In Washington, the confirmation means a return to the usual routines. After a swift and private confirmation ceremony led by Supreme Court Justice Clarence Thomas, Ashcroft strode purposefully into his new offices at the Justice Department Friday, making the rounds and shaking hands. While aides don't expect his first day on the job to be much more than ceremonial, they insist Ashcroft is raring to get down to work and leave his bitter confirmation battle behind him. "I will confront injustice by leading a professional Justice Department that is free from politics; that is uncompromisingly fair," the new AG said in written remarks released Friday.

What's on Ashcroft's plate?

Ironically, perhaps, given the feverish nature of civil rights and abortion rights protests surrounding Ashcroft's nomination, there's very little on the foreseeable horizon at Justice involving any of those hot-button issues. Instead, the department faces a docket heavy with antitrust issues, including the ongoing Microsoft case and various pending airline mergers. In the coming months, Ashcroft will also get to weigh in on a few pieces of tobacco legislation.

But civil rights activists in particular will be keeping their eyes on Justice; legislation pertaining to voter redistricting (an often controversial and divisive issue) is likely to surface soon. And given many black voters' dissatisfaction and claims of disenfranchisement (stemming primarily from last November's presidential election), debate surrounding redistricting could prove explosive. The new AG will be watched like a hawk as he maneuvers through this one, but if he handles it well, Ashcroft has a chance to calm fears within the black community that he is insensitive to their concerns.

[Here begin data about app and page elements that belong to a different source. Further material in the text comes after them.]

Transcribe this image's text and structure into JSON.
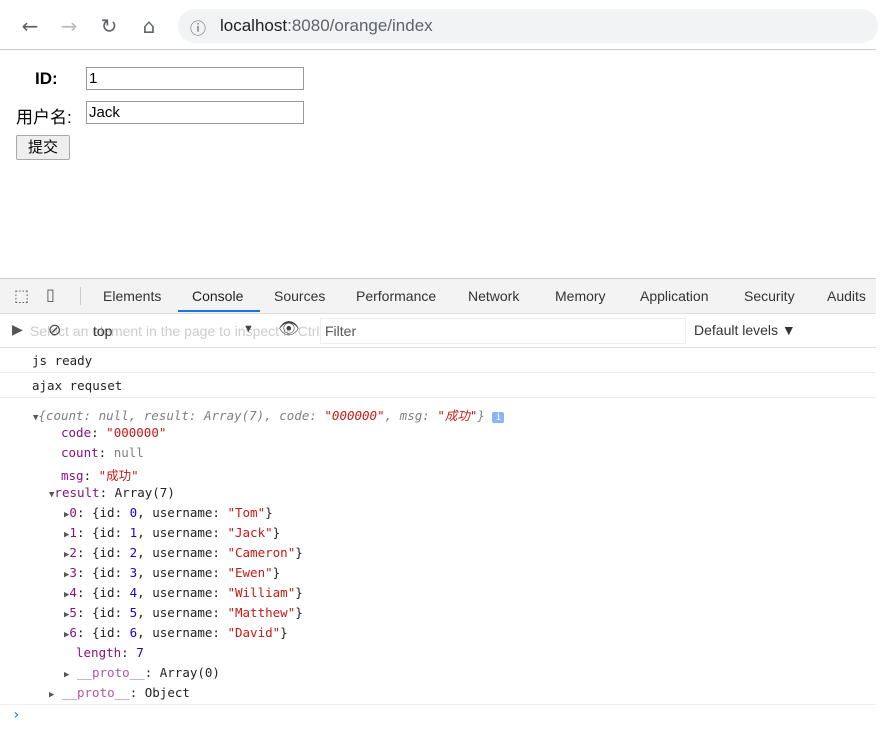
{
  "browser": {
    "url_host": "localhost",
    "url_path": ":8080/orange/index"
  },
  "form": {
    "id_label": "ID:",
    "id_value": "1",
    "username_label": "用户名:",
    "username_value": "Jack",
    "submit_label": "提交"
  },
  "devtools": {
    "tabs": [
      "Elements",
      "Console",
      "Sources",
      "Performance",
      "Network",
      "Memory",
      "Application",
      "Security",
      "Audits"
    ],
    "active_tab": "Console",
    "context": "top",
    "filter_placeholder": "Filter",
    "levels": "Default levels ▼",
    "tooltip": "Select an element in the page to inspect it  Ctrl + Shift + C",
    "logs": [
      "js ready",
      "ajax requset"
    ],
    "object": {
      "summary_pre": "{count: null, result: Array(7), code: ",
      "summary_code": "\"000000\"",
      "summary_mid": ", msg: ",
      "summary_msg": "\"成功\"",
      "summary_end": "}",
      "code_key": "code",
      "code_val": "\"000000\"",
      "count_key": "count",
      "count_val": "null",
      "msg_key": "msg",
      "msg_val": "\"成功\"",
      "result_key": "result",
      "result_val": "Array(7)",
      "items": [
        {
          "idx": "0",
          "id": "0",
          "username": "\"Tom\""
        },
        {
          "idx": "1",
          "id": "1",
          "username": "\"Jack\""
        },
        {
          "idx": "2",
          "id": "2",
          "username": "\"Cameron\""
        },
        {
          "idx": "3",
          "id": "3",
          "username": "\"Ewen\""
        },
        {
          "idx": "4",
          "id": "4",
          "username": "\"William\""
        },
        {
          "idx": "5",
          "id": "5",
          "username": "\"Matthew\""
        },
        {
          "idx": "6",
          "id": "6",
          "username": "\"David\""
        }
      ],
      "length_key": "length",
      "length_val": "7",
      "array_proto": "__proto__",
      "array_proto_val": "Array(0)",
      "obj_proto": "__proto__",
      "obj_proto_val": "Object"
    }
  }
}
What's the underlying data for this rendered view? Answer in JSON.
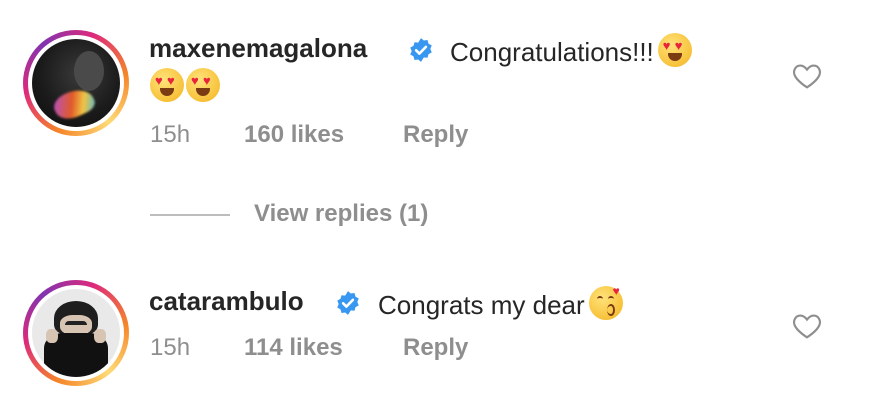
{
  "comments": [
    {
      "username": "maxenemagalona",
      "verified": true,
      "text_line1": "Congratulations!!!",
      "time": "15h",
      "likes": "160 likes",
      "reply": "Reply",
      "emoji_line1": [
        "heart-eyes-emoji"
      ],
      "emoji_line2": [
        "heart-eyes-emoji",
        "heart-eyes-emoji"
      ]
    },
    {
      "username": "catarambulo",
      "verified": true,
      "text_line1": "Congrats my dear",
      "time": "15h",
      "likes": "114 likes",
      "reply": "Reply",
      "emoji_line1": [
        "kissing-face-emoji"
      ]
    }
  ],
  "view_replies": "View replies (1)",
  "colors": {
    "text": "#262626",
    "meta": "#8e8e8e",
    "verified": "#3897f0",
    "avatar_ring_start": "#f58529",
    "avatar_ring_end": "#dd2a7b"
  },
  "icons": {
    "like": "heart-outline-icon",
    "verified": "verified-badge-icon"
  }
}
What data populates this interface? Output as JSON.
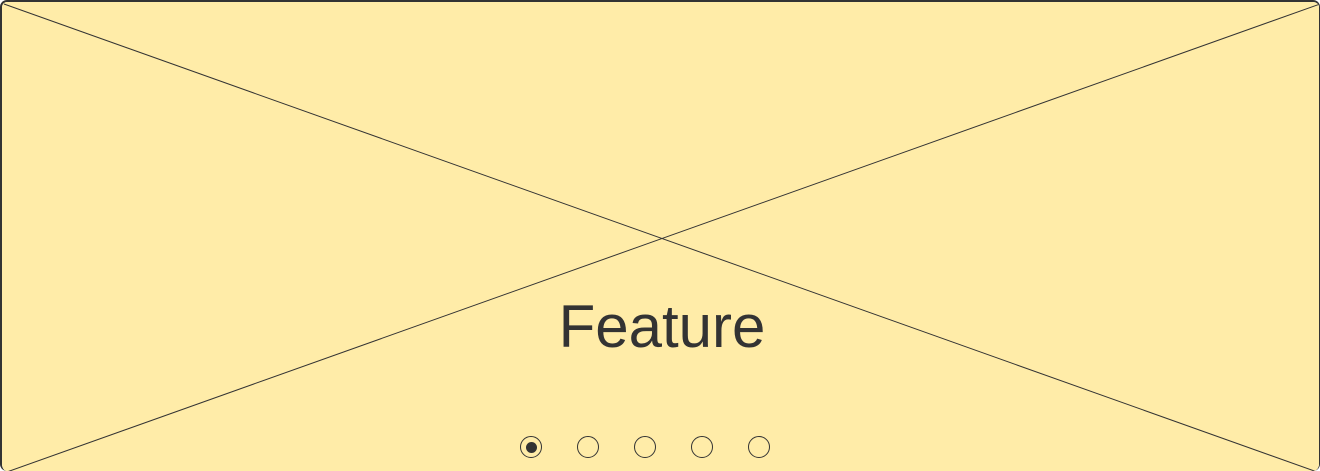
{
  "carousel": {
    "title": "Feature",
    "background_color": "#ffeca8",
    "line_color": "#333333",
    "slide_count": 5,
    "active_index": 0
  }
}
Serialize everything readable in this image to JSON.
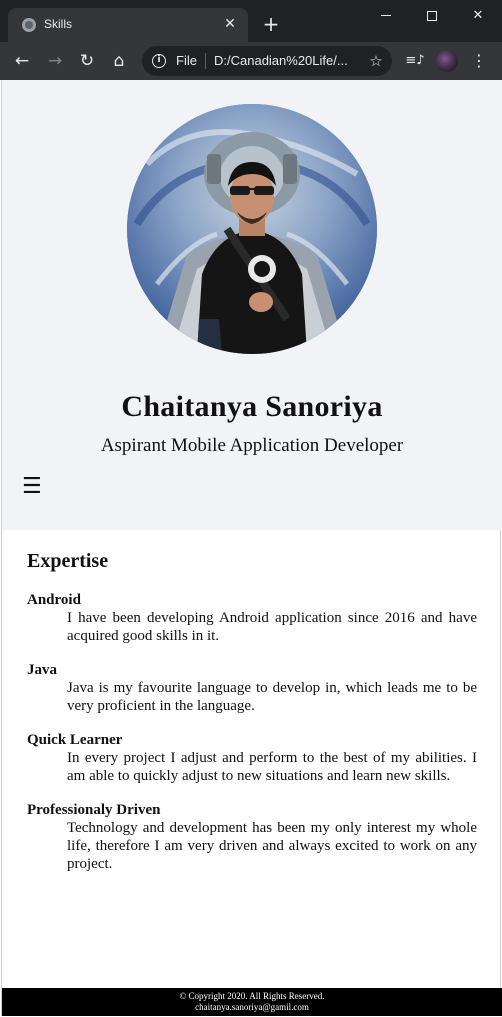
{
  "browser": {
    "tab_title": "Skills",
    "scheme_label": "File",
    "url": "D:/Canadian%20Life/...",
    "tab_close_glyph": "✕",
    "new_tab_glyph": "+",
    "icons": {
      "back": "back-arrow-icon",
      "forward": "forward-arrow-icon",
      "reload": "reload-icon",
      "home": "home-icon",
      "info": "info-icon",
      "bookmark": "star-icon",
      "media": "media-control-icon",
      "menu": "three-dot-menu-icon"
    }
  },
  "profile": {
    "name": "Chaitanya Sanoriya",
    "tagline": "Aspirant Mobile Application Developer",
    "menu_glyph": "☰"
  },
  "expertise": {
    "title": "Expertise",
    "skills": [
      {
        "name": "Android",
        "description": "I have been developing Android application since 2016 and have acquired good skills in it."
      },
      {
        "name": "Java",
        "description": "Java is my favourite language to develop in, which leads me to be very proficient in the language."
      },
      {
        "name": "Quick Learner",
        "description": "In every project I adjust and perform to the best of my abilities. I am able to quickly adjust to new situations and learn new skills."
      },
      {
        "name": "Professionaly Driven",
        "description": "Technology and development has been my only interest my whole life, therefore I am very driven and always excited to work on any project."
      }
    ]
  },
  "footer": {
    "copyright": "© Copyright 2020. All Rights Reserved.",
    "email": "chaitanya.sanoriya@gamil.com"
  },
  "colors": {
    "chrome_dark": "#202124",
    "chrome_toolbar": "#35363a",
    "hero_bg": "#f2f3f6",
    "footer_bg": "#000000"
  }
}
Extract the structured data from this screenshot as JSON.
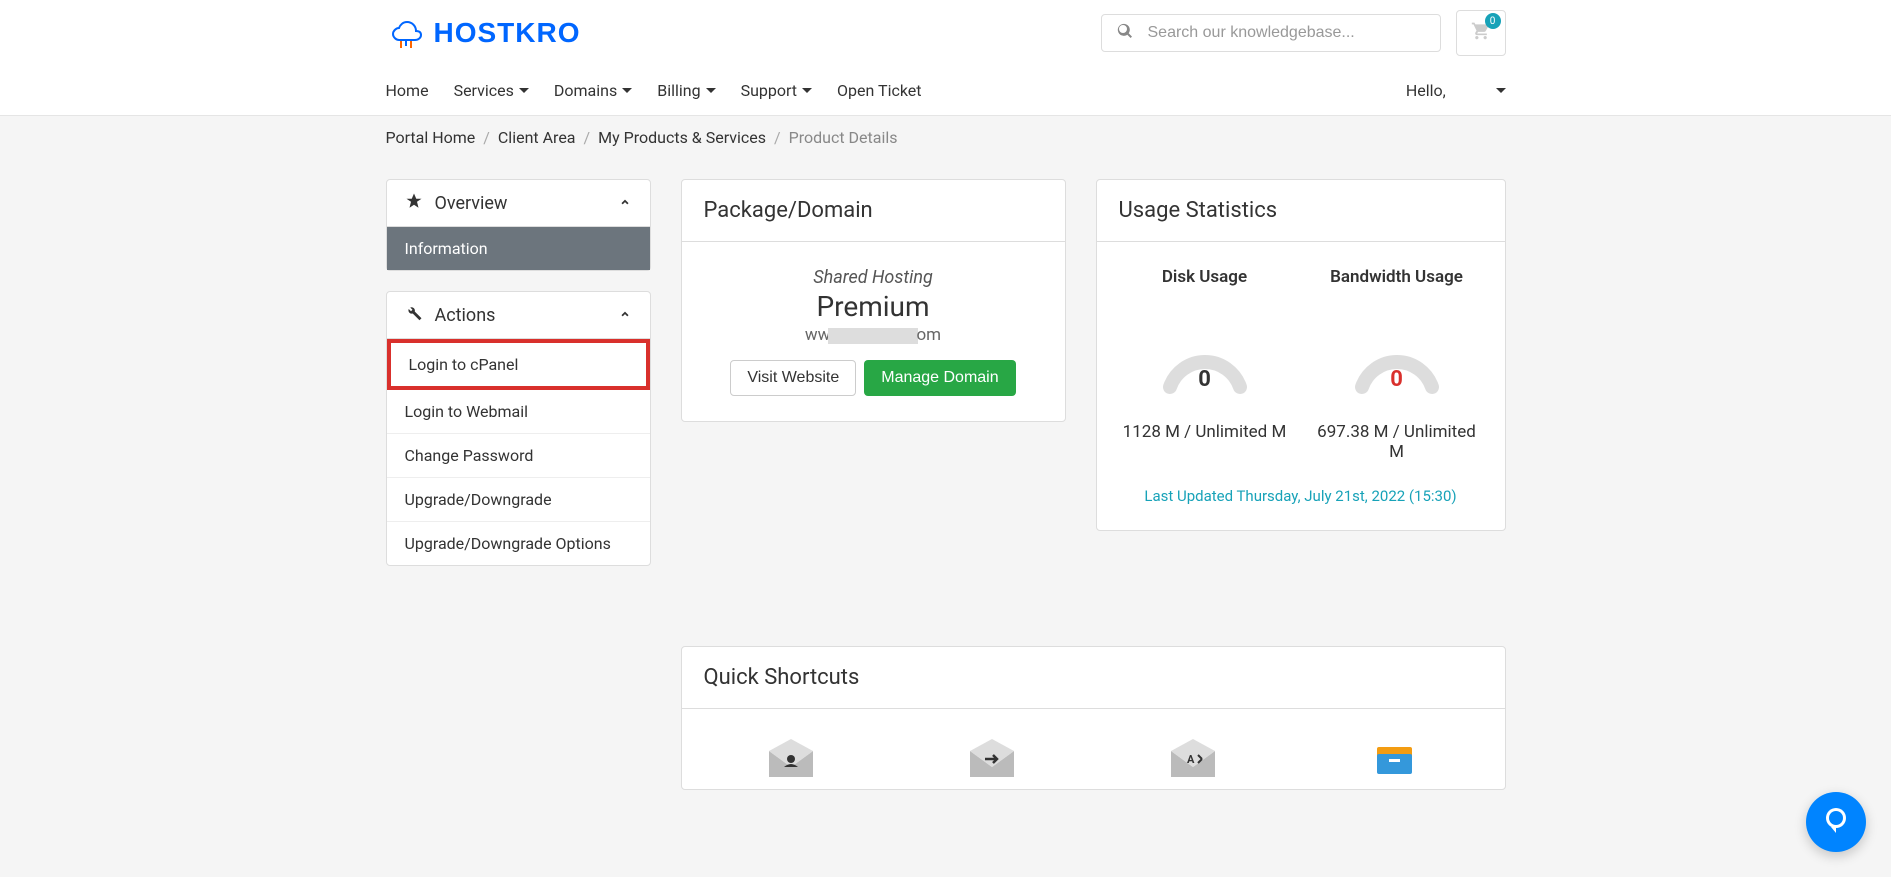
{
  "header": {
    "logo_text": "HOSTKRO",
    "search_placeholder": "Search our knowledgebase...",
    "cart_count": "0"
  },
  "nav": {
    "home": "Home",
    "services": "Services",
    "domains": "Domains",
    "billing": "Billing",
    "support": "Support",
    "open_ticket": "Open Ticket",
    "hello": "Hello,"
  },
  "breadcrumb": {
    "portal_home": "Portal Home",
    "client_area": "Client Area",
    "my_products": "My Products & Services",
    "current": "Product Details"
  },
  "sidebar": {
    "overview": {
      "title": "Overview",
      "information": "Information"
    },
    "actions": {
      "title": "Actions",
      "items": [
        "Login to cPanel",
        "Login to Webmail",
        "Change Password",
        "Upgrade/Downgrade",
        "Upgrade/Downgrade Options"
      ]
    }
  },
  "package": {
    "title": "Package/Domain",
    "type": "Shared Hosting",
    "name": "Premium",
    "domain_prefix": "ww",
    "domain_suffix": "om",
    "visit_website": "Visit Website",
    "manage_domain": "Manage Domain"
  },
  "usage": {
    "title": "Usage Statistics",
    "disk": {
      "title": "Disk Usage",
      "value": "0",
      "detail": "1128 M / Unlimited M"
    },
    "bandwidth": {
      "title": "Bandwidth Usage",
      "value": "0",
      "detail": "697.38 M / Unlimited M"
    },
    "last_updated": "Last Updated Thursday, July 21st, 2022 (15:30)"
  },
  "shortcuts": {
    "title": "Quick Shortcuts"
  }
}
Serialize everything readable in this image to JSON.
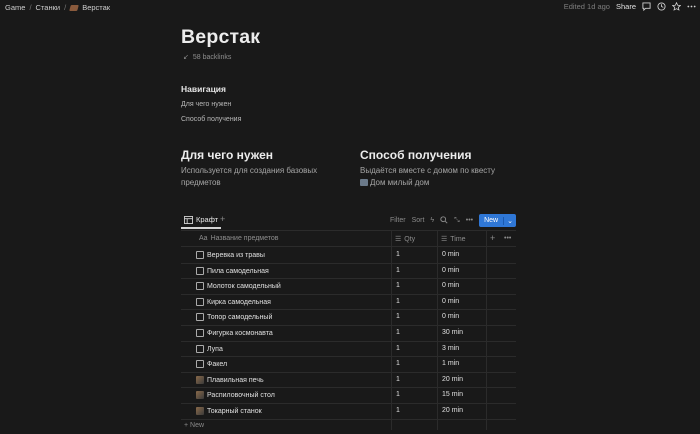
{
  "breadcrumbs": [
    "Game",
    "Станки",
    "Верстак"
  ],
  "topbar": {
    "edited": "Edited 1d ago",
    "share": "Share"
  },
  "page": {
    "title": "Верстак",
    "backlinks": "58 backlinks"
  },
  "navigation": {
    "heading": "Навигация",
    "links": [
      "Для чего нужен",
      "Способ получения"
    ]
  },
  "sections": {
    "purpose": {
      "heading": "Для чего нужен",
      "text": "Используется для создания базовых предметов"
    },
    "obtain": {
      "heading": "Способ получения",
      "text": "Выдаётся вместе с домом по квесту",
      "link": "Дом милый дом"
    }
  },
  "view": {
    "tab": "Крафт",
    "tools": {
      "filter": "Filter",
      "sort": "Sort",
      "new": "New"
    }
  },
  "table": {
    "columns": [
      "Название предметов",
      "Qty",
      "Time"
    ],
    "rows": [
      {
        "name": "Веревка из травы",
        "qty": "1",
        "time": "0 min",
        "icon": "page"
      },
      {
        "name": "Пила самодельная",
        "qty": "1",
        "time": "0 min",
        "icon": "page"
      },
      {
        "name": "Молоток самодельный",
        "qty": "1",
        "time": "0 min",
        "icon": "page"
      },
      {
        "name": "Кирка самодельная",
        "qty": "1",
        "time": "0 min",
        "icon": "page"
      },
      {
        "name": "Топор самодельный",
        "qty": "1",
        "time": "0 min",
        "icon": "page"
      },
      {
        "name": "Фигурка космонавта",
        "qty": "1",
        "time": "30 min",
        "icon": "page"
      },
      {
        "name": "Лупа",
        "qty": "1",
        "time": "3 min",
        "icon": "page"
      },
      {
        "name": "Факел",
        "qty": "1",
        "time": "1 min",
        "icon": "page"
      },
      {
        "name": "Плавильная печь",
        "qty": "1",
        "time": "20 min",
        "icon": "image"
      },
      {
        "name": "Распиловочный стол",
        "qty": "1",
        "time": "15 min",
        "icon": "image"
      },
      {
        "name": "Токарный станок",
        "qty": "1",
        "time": "20 min",
        "icon": "image"
      }
    ],
    "new_row": "New"
  }
}
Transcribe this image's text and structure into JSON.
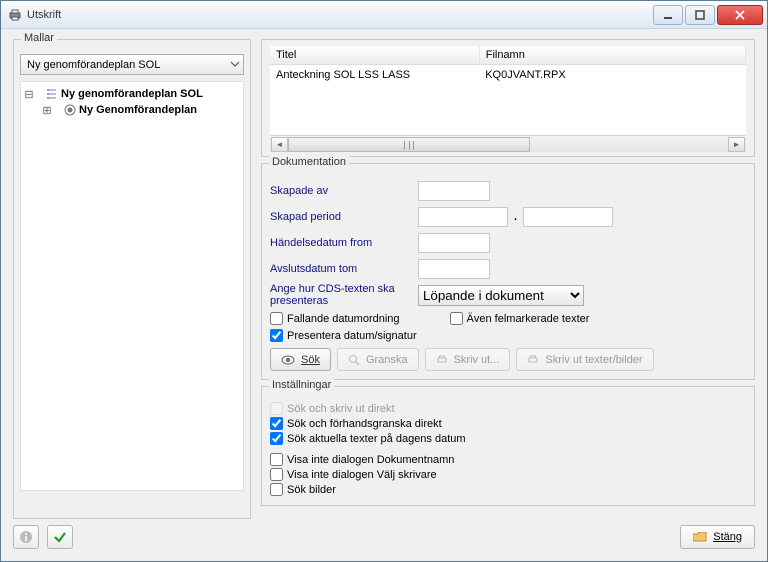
{
  "window": {
    "title": "Utskrift"
  },
  "mallar": {
    "label": "Mallar",
    "selected": "Ny genomförandeplan SOL",
    "tree": {
      "root": "Ny genomförandeplan SOL",
      "child": "Ny Genomförandeplan"
    }
  },
  "table": {
    "headers": {
      "title": "Titel",
      "filename": "Filnamn"
    },
    "row": {
      "title": "Anteckning SOL LSS LASS",
      "filename": "KQ0JVANT.RPX"
    }
  },
  "dokumentation": {
    "legend": "Dokumentation",
    "skapade_av": "Skapade av",
    "skapad_period": "Skapad period",
    "handelsedatum": "Händelsedatum from",
    "avslutsdatum": "Avslutsdatum tom",
    "cds_label": "Ange hur CDS-texten ska presenteras",
    "cds_value": "Löpande i dokument",
    "fallande": "Fallande datumordning",
    "aven": "Även felmarkerade texter",
    "presentera": "Presentera datum/signatur",
    "buttons": {
      "sok": "Sök",
      "granska": "Granska",
      "skriv_ut": "Skriv ut...",
      "skriv_ut_tb": "Skriv ut texter/bilder"
    }
  },
  "inst": {
    "legend": "Inställningar",
    "sok_direkt": "Sök och skriv ut direkt",
    "sok_forhands": "Sök och förhandsgranska direkt",
    "sok_aktuella": "Sök aktuella texter på dagens datum",
    "visa_dok": "Visa inte dialogen Dokumentnamn",
    "visa_valj": "Visa inte dialogen Välj skrivare",
    "sok_bilder": "Sök bilder"
  },
  "footer": {
    "stang": "Stäng"
  }
}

Ashcroft was criticized harshly during his confirmation hearings for failing to enforce civil rights laws while governor and attorney general of Missouri. He was also reproved for actively opposing Ronnie White, a black judge appointed to a federal court by former president Clinton. Friday, perhaps in an attempt to broadcast his inclusive intentions, Ashcroft's aides said his primary candidate for deputy attorney general is Larry D. Thompson, a black lawyer who was a U.S. district attorney in Georgia during the Reagan administration. Of course, while Thompson's nomination might conceivably smooth a few feathers, it would probably ruffle at least as many — Thompson was one of Clarence Thomas's primary backers during the Supreme Court Justice's acrimonious confirmation battle.